That these limits would render illegal most current business models — under which consumers exchange enhanced access by advertisers for free services – does not seem to bother Mr. Schneier”
I can’t help but think that Knee cannot understand any argument that would threaten the business world as he knows it. After all, he is a business professor and an investment banker. Things seem pretty well worked out when you live in such an environment.
By Knee’s logic, even if the current business model is subverting democracy – which I also argue in my book – we shouldn’t tamper with it because it’s a business model.
The way Knee paints Schneier as anti-democratic is by using the classic fallacy in big data which I wrote about here:
Although professing to be primarily preoccupied with respect of individual autonomy, the fact that Americans as a group apparently don’t feel the same way as he does about privacy appears to have little impact on the author’s radical regulatory agenda. He actually blames “the media” for the failure of his positions to attract more popular support.
Quick summary: Americans as a group do not feel this way because they do not understand what they are trading when they trade their privacy. Commercial and governmental interests, meanwhile, are all united in convincing Americans not to think too hard about it. There are very few people devoting themselves to alerting people to the dark side of big data, and Schneier is one of them. It is a patriotic act.
Also, yes Professor Knee, “the media” generally speaking writes down whatever a marketer in the big data world says is true. There are wonderful exceptions, of course.
So, here’s a question for Knee. What if you found out about a threat on the citizenry, and wanted to put a stop to it? You might write a book and explain the threat; the fact that not everyone already agrees with you wouldn’t make your book anti-democratic, would it?
The rest of the review basically boils down to, “you don’t understand the teachings of the Reverend Dr. Martin Luther King Junior like I do.”
Do you know about Godwin’s law, which says that as soon as someone invokes the Nazis in an argument about anything, they’ve lost the argument?
I feel like we need another, similar rule, which says, if you’re invoking MLK and claiming the other person is misinterpreting him while you have him nailed, then you’ve lost the argument.
I’m super excited to announce that I’m teaming up with Nathan Newman and Frank Pasquale on a newly launched project called Data Justice and subtitled Challenging Rising Exploitation and Economic Inequality from Big Data.
Nathan Newman is the director of Data Justice and is a lawyer and policy advocate. You might remember his work with racial and economic profiling of Google ads. Frank Pasquale is a law professor at the University of Maryland and the author of a book I recently reviewed called The Black Box Society.

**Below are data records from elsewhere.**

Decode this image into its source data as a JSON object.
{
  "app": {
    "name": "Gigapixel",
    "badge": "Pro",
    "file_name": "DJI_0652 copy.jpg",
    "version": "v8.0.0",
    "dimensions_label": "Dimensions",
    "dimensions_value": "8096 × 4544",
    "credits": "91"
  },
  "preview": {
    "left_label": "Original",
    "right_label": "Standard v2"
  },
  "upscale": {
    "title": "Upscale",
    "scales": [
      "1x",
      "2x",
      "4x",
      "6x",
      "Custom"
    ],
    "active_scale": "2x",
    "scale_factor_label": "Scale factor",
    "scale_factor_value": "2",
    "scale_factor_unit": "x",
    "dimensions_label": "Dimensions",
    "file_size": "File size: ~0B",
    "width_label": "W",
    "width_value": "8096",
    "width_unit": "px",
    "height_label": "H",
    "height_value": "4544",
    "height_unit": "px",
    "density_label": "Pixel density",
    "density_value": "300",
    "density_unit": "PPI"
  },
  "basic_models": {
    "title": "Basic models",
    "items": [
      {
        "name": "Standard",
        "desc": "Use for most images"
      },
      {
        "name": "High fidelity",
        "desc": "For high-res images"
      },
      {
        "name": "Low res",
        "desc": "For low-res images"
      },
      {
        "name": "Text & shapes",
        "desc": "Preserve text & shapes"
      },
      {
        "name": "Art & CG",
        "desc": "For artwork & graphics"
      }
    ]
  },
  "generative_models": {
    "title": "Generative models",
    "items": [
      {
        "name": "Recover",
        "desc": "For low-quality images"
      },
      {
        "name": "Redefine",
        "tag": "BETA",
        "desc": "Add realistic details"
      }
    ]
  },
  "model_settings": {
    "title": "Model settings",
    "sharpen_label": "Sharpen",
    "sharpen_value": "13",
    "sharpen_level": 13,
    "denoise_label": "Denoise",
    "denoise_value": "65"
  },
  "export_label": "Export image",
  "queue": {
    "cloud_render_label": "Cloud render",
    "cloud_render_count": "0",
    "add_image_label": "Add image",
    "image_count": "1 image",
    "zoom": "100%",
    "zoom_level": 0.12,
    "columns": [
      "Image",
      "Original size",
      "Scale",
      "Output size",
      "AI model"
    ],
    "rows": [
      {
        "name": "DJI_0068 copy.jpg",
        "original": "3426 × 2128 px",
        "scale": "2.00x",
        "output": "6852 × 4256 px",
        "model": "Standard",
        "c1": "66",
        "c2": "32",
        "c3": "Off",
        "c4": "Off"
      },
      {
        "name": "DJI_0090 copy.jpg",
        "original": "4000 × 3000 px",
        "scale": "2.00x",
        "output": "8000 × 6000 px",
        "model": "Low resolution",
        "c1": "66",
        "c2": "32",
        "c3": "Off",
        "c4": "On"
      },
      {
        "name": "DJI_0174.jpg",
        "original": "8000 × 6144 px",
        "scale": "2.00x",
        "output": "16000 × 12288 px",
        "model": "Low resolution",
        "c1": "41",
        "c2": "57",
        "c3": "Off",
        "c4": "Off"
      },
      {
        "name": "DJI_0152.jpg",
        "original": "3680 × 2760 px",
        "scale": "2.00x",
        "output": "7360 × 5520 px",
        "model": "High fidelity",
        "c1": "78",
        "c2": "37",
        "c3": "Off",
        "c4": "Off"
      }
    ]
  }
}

The mission for Data Justice can be read here and explains how we hope to build a movement on the data justice front by working across various disciplines like law, computer science, and technology. We also have a blog and a press release which I hope you have time to read.